Published March 06, 2004
NEW YORK – Her daughter was in tears but Martha Stewart (search) kept her composure, maintaining her reputation as a well-tempered etiquette expert even during the delivery of verdicts convicting her of obstructing justice and lying to the government.
But the scene turned chaotic as journalists stampeded outside to deliver the news in front of the columned federal courthouse in lower Manhattan.
Some wildly waved red banners or signs — prearranged codes for "guilty." That didn't prevent erroneous television news reports that the jury had found Stewart innocent of conspiracy.
Stewart had been forced to wait more than an hour for U.S. District Judge Miriam Goldman Cedarbaum (search) to arrive to read the verdict Friday.
Tension built in the courtroom as Stewart repeatedly checked her watch and twirled a pen in her fingers. The courtroom filled to standing-room-only with Stewart supporters, prosecutors, U.S. marshals, reporters and curiosity seekers.
Cedarbaum's reading of the verdict took less than two minutes, the four pronouncements of "guilty" — for conspiracy, obstruction of justice and two counts of false statements — coming in rapid succession. Stewart's jaw appeared to tighten and her eyes widened slightly, but she otherwise kept her composure.
As reporters broke for the door, the judge admonished: "Please — this is a courtroom."

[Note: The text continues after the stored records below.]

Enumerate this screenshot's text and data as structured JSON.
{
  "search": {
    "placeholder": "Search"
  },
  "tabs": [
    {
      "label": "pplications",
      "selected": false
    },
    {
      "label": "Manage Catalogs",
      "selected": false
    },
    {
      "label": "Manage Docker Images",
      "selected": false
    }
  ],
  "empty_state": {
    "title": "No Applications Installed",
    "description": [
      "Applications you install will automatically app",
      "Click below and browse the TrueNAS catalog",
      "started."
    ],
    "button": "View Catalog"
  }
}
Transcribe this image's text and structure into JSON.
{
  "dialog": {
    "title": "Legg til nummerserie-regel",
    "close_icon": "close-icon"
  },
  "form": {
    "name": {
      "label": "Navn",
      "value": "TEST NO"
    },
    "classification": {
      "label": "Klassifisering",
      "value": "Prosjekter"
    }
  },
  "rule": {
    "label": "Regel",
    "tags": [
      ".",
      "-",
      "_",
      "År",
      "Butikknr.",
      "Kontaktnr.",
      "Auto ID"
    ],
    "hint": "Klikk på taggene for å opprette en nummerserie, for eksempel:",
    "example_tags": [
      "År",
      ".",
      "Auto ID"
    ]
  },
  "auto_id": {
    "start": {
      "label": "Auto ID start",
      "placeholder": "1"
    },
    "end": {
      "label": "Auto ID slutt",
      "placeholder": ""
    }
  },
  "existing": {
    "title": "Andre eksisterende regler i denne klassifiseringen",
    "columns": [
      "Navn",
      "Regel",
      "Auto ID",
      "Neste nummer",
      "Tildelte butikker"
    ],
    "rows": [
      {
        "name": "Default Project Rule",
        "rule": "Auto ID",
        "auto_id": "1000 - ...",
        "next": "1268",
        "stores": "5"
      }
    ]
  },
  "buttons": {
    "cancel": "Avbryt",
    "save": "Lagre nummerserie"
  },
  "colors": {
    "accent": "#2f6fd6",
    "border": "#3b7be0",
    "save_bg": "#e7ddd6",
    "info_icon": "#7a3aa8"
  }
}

Stewart heard the judge set a June 17 sentencing date before she stood and was escorted out of the courtroom by lawyers and a bodyguard.
Her daughter, Alexis Stewart (search), was in tears.
Afterward, juror Chappell Hartridge said he was "a little bit surprised" that the defendant wasn't as emotional as her daughter.
"I expected a strong reaction," he said.
When Stewart left the courthouse, several dozen bystanders chanted "We love Martha." A few even hissed when U.S. Attorney David Kelley came out to appear before TV cameras.
College student Daniele Frazier wore a button with Stewart's picture and a T-shirt emblazoned with "Save Martha Stewart" for the occasion. She called Stewart a scapegoat.
"I think there are a lot of other people who deserve this before her," she said. "I think a lot of the stuff against her is because she's a woman and a celebrity."
Stewart rewarded her fans with a hint of a smile. Then, as she had each day of her trial, she disappeared into a sport utility vehicle and was driven away.